Task item: When a line in the data below includes "note", count it; then give only the total.

Dataset rows describing interfaces:
○ ○ ○ ○

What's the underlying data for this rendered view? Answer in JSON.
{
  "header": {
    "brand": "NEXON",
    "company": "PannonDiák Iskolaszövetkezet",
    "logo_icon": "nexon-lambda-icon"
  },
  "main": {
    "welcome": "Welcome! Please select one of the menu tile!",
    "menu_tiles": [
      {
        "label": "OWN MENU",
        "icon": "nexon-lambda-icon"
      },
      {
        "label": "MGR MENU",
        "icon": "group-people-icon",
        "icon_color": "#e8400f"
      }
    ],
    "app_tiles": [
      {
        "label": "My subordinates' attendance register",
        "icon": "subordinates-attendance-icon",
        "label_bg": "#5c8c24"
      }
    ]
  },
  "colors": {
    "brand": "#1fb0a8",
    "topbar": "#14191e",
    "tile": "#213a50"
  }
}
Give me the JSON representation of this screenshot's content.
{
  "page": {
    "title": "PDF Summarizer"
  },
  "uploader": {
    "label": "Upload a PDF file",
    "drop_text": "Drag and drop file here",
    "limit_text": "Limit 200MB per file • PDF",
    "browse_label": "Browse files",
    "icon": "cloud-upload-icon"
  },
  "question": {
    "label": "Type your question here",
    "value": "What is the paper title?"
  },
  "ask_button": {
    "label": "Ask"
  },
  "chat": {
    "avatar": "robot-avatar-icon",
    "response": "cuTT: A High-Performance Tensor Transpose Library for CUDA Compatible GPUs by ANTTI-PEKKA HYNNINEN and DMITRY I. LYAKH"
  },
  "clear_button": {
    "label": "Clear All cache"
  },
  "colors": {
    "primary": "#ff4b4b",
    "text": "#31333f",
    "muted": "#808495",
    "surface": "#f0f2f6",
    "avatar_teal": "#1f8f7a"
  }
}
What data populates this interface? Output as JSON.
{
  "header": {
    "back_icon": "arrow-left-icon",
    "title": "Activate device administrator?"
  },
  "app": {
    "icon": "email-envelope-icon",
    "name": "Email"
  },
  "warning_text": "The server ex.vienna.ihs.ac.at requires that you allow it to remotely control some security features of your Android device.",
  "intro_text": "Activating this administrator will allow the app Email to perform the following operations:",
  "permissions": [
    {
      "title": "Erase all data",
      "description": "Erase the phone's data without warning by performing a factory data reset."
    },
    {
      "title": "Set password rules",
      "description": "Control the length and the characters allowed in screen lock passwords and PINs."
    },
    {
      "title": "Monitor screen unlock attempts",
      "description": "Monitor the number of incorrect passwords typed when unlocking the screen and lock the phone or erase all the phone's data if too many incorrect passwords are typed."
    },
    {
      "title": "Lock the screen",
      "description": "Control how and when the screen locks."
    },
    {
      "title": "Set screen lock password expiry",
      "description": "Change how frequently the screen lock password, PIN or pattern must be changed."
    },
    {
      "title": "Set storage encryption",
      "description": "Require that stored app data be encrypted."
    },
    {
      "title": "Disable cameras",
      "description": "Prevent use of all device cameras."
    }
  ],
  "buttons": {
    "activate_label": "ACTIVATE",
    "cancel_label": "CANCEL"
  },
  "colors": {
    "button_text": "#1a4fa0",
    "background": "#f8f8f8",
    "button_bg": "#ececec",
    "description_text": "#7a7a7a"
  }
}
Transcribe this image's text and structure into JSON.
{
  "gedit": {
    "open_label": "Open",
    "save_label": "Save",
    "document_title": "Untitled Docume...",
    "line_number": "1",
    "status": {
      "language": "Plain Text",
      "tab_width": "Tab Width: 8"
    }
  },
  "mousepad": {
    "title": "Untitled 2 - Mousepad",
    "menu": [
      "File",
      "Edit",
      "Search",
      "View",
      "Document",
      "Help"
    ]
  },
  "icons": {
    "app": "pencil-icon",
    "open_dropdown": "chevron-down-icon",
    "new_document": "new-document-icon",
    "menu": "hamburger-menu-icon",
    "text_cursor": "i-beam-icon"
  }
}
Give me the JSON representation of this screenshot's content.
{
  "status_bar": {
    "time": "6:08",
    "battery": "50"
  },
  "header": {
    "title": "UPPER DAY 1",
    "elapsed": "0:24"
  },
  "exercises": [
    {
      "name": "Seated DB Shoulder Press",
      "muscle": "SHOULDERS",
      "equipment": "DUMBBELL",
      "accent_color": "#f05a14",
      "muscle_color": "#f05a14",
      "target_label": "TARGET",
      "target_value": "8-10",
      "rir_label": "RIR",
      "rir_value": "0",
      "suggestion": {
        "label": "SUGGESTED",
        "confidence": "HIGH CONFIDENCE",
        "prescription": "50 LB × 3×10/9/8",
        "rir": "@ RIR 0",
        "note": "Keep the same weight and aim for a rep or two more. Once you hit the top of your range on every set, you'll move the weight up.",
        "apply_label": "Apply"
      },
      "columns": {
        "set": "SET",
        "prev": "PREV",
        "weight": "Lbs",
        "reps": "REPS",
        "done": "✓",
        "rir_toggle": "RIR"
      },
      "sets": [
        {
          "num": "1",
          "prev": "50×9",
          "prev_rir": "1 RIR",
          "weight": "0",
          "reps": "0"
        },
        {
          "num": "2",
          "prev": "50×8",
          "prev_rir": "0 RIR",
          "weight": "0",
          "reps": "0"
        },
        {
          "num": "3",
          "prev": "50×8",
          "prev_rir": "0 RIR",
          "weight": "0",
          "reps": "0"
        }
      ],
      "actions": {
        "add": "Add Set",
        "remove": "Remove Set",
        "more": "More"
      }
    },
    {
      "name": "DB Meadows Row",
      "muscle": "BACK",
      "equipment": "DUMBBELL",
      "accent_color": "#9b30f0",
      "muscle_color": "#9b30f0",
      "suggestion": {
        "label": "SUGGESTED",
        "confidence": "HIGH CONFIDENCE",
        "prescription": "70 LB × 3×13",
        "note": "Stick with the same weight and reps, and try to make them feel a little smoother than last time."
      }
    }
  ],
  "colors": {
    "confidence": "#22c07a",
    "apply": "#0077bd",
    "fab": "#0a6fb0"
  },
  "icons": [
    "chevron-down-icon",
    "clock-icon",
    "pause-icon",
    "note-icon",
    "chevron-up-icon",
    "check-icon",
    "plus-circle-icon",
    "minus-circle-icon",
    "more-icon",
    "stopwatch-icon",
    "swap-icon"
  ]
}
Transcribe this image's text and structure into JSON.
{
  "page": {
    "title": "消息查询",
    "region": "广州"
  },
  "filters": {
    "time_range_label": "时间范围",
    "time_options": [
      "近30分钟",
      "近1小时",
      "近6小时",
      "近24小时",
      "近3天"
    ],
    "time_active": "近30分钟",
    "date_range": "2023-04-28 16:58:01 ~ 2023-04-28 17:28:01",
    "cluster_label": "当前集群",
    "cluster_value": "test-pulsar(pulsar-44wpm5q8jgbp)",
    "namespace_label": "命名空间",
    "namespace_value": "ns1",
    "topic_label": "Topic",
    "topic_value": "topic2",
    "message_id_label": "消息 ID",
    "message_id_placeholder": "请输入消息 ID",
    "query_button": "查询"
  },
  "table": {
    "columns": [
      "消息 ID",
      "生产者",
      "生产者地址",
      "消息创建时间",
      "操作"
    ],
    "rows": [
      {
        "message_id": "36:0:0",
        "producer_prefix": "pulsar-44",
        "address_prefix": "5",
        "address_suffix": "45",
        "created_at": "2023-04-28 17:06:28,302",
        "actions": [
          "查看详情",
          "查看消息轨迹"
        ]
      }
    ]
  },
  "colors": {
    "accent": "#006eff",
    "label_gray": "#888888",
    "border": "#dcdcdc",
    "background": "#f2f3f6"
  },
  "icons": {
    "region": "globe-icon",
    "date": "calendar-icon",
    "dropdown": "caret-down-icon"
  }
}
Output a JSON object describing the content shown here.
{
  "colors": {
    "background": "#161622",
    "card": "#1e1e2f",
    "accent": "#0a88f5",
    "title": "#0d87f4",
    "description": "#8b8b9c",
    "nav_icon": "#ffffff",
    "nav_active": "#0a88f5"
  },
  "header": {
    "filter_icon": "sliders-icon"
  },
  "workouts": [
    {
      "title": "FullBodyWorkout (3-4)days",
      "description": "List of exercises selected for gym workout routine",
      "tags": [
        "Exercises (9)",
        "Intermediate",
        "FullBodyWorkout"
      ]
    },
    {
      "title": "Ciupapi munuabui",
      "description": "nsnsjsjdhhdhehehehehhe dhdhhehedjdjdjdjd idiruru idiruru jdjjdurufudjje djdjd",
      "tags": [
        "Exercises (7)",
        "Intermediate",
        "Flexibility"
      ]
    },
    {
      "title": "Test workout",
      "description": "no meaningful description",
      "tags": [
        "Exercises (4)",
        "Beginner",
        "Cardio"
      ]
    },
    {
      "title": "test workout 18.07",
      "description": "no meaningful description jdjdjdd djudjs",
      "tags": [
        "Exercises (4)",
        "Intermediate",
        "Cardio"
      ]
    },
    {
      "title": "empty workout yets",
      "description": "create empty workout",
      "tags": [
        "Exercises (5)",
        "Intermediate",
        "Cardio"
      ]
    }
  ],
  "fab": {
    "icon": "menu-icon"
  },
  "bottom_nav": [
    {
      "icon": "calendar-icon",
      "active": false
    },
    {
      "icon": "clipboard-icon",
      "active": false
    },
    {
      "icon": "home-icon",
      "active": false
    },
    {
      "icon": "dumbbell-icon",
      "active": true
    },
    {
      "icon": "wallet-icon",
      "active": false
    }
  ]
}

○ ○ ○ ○

Result of this exercise: 3